→ **RECORDED DATA**
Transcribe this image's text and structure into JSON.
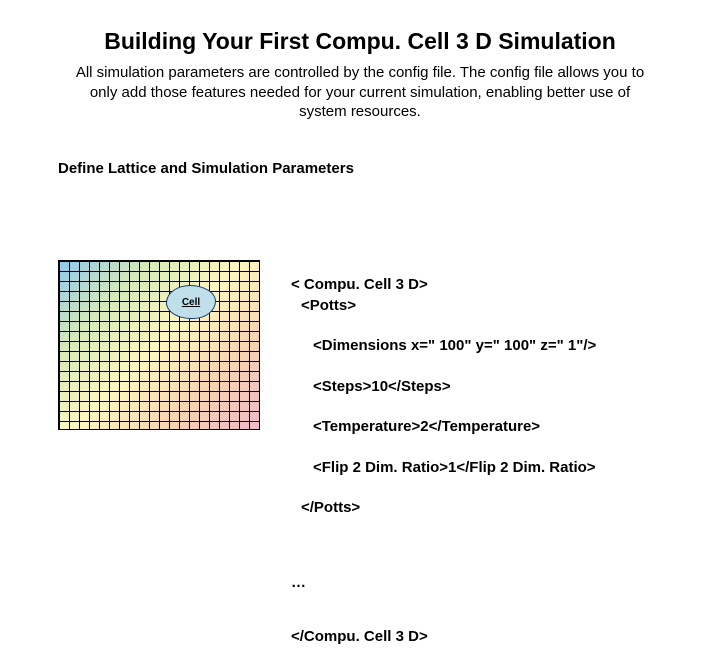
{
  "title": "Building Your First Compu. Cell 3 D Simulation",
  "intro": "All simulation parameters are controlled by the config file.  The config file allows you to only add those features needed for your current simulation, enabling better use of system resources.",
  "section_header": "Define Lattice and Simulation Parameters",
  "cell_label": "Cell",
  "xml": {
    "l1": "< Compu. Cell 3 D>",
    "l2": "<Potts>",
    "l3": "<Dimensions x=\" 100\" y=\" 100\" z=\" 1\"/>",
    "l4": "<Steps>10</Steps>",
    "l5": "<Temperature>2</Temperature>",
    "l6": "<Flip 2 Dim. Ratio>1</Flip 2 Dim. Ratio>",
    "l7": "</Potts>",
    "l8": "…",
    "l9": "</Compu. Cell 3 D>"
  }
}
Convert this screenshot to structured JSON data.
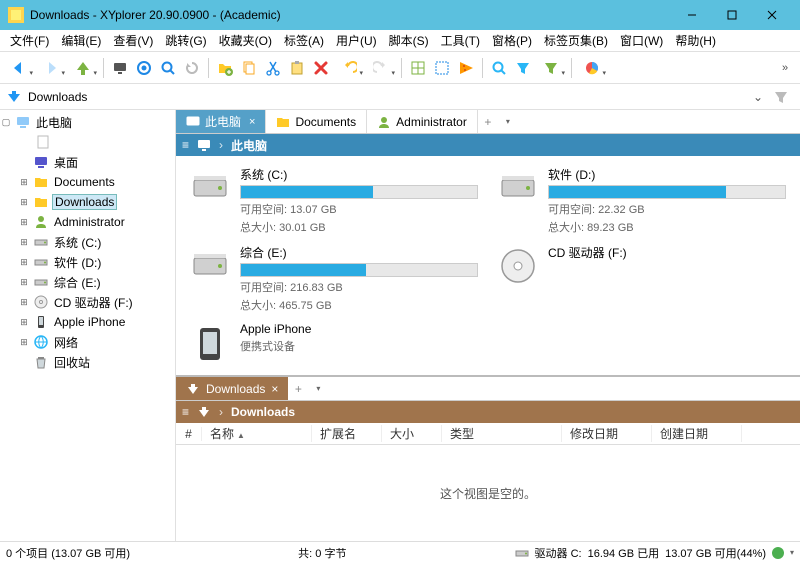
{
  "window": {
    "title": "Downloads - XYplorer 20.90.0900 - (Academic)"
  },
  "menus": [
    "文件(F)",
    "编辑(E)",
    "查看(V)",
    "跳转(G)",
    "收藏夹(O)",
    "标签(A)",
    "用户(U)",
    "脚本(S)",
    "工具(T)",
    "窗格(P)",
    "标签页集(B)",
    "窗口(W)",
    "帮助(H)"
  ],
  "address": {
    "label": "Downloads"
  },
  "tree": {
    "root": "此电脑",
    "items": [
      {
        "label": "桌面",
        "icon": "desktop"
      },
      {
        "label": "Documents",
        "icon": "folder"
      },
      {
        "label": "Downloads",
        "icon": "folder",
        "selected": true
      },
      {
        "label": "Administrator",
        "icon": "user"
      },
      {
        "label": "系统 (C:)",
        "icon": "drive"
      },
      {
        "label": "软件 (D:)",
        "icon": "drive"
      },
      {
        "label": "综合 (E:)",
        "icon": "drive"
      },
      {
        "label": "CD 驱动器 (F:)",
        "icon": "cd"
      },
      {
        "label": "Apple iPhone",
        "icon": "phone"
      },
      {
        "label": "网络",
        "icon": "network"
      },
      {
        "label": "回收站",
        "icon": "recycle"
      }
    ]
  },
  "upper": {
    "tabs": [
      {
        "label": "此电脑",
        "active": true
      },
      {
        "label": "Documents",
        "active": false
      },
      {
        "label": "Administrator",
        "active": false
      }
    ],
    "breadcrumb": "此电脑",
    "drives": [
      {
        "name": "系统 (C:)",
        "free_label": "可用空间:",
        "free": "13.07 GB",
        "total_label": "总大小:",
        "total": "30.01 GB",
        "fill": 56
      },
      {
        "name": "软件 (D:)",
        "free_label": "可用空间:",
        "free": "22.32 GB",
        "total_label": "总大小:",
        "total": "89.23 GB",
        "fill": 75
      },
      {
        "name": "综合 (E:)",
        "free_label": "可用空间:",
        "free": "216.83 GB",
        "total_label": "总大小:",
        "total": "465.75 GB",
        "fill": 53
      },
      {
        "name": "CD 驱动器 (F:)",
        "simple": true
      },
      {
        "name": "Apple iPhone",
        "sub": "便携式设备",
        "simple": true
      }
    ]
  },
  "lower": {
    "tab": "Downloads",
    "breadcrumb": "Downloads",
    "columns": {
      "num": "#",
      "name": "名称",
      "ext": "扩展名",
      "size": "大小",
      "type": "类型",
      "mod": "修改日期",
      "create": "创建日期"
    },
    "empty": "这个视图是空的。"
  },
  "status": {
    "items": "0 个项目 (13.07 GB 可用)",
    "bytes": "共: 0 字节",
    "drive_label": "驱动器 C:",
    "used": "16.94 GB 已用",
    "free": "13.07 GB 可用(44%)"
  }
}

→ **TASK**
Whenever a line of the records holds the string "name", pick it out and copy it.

→ **RESULT OF THE EXERCISE**
        "name": "系统 (C:)",
        "name": "软件 (D:)",
        "name": "综合 (E:)",
        "name": "CD 驱动器 (F:)",
        "name": "Apple iPhone",
      "name": "名称",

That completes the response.